As I'm typing this, I remember that I wanted to build up the Truth super light for one specific reason - because my wrists were problematic and I literally couldn't lift my bike onto my car at the time. It's a weird reason to want a light bike, but there you go. These days, my wrists are mostly fine, my shoulders are on and off, but in any case I have a hitch mounted bike rack - no lifting required unless we want to bring a third bike, in which case I have someone along if I don't want to pull the bike off the roof.
Are 26ers a dead end these days? THinking about it, you and others are right - I don't want to be locked into obsolete technology. I wonder what it means for resale value of my Truth. Although damn, that thing is so pretty I'm tempted to wash it off nicely and hang it on the wall once it's no longer in service.

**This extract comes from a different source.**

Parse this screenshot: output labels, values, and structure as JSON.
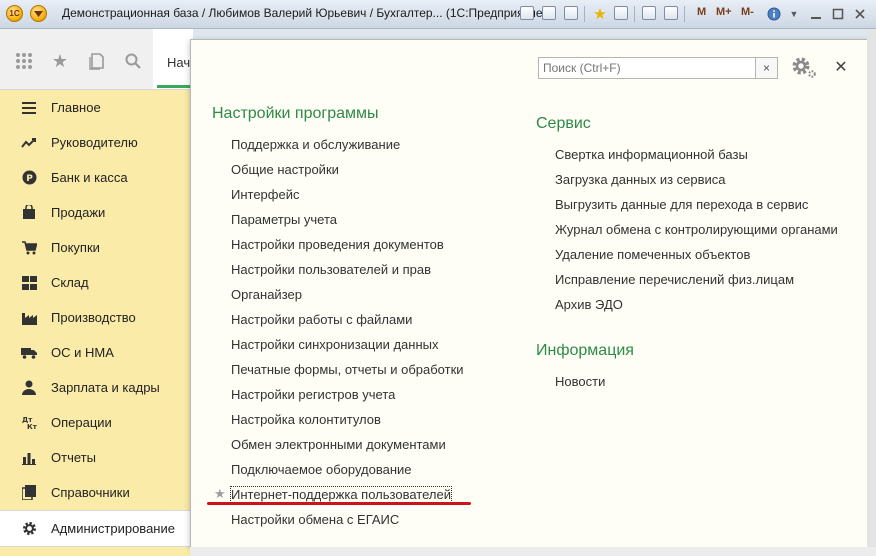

Originally Posted by lonewolf210
What about a Knolly Chilcotin?
Sounds like it would work well for you. My old roommate just built one up and loves it and it was designed exactly for being the kind of bike you want not a burden on the uphill and ready to crush it on the down
Knolly has dealers near me, which is nice. But (see above) I'm not sure if 26" is hanging on to dead end technology?
Originally Posted by Whiteroom
Originally Posted by Scott43
I mean, that's a nice bike..but it's $11k.
I don't like the bike, personally. I was posting the video to show an example of a bike with moderate amounts of travel (120 to 130ish) and 'proper' geometry. It goes up fast, it comes back down fast. There are a bunch of other options. Santa Cruz 5010:
Its 60% less expensive, available for 70% less in the 'carbon' instead of 'carbon c'... but price really isn't the point. Bounceswoosh is looking at an Elsworth... they cost just as much as anything out there. I'm simply trying to provide some perspective as to what bike design has become and what might suit her needs. I don't mean to be saying "buy this bike, I'm saying this is what is out there. Check into this type of bike"
Hey now, wait a minute! My last Ellsworth build was $4.5k. The frame was $2.2k. $11k is more than I paid for my Ducati. I'm not sure I'm willing to go there - damn sure my husband isn't, LOL. There is a point at which price is the point. I may not have realistic prices in my head, though, because I've never shopped for carbon before.
That Santa Cruz 5010 - it looks really tall - am I wrong? Short girl here! I'm especially intrigued because it says it was designed using experience from the Bronson, and a friend of mine suggested a Bronson when I was looking for a bike one step short of a downhill rig. I'm not a huge fan of the look of Santa Cruz bikes, much as I hate saying something so superficial. But I know a lot of people swear by them. Again, there are dealers nearby, which is nice.
Any other suggestions in the "climbs well, descends better than XC" category?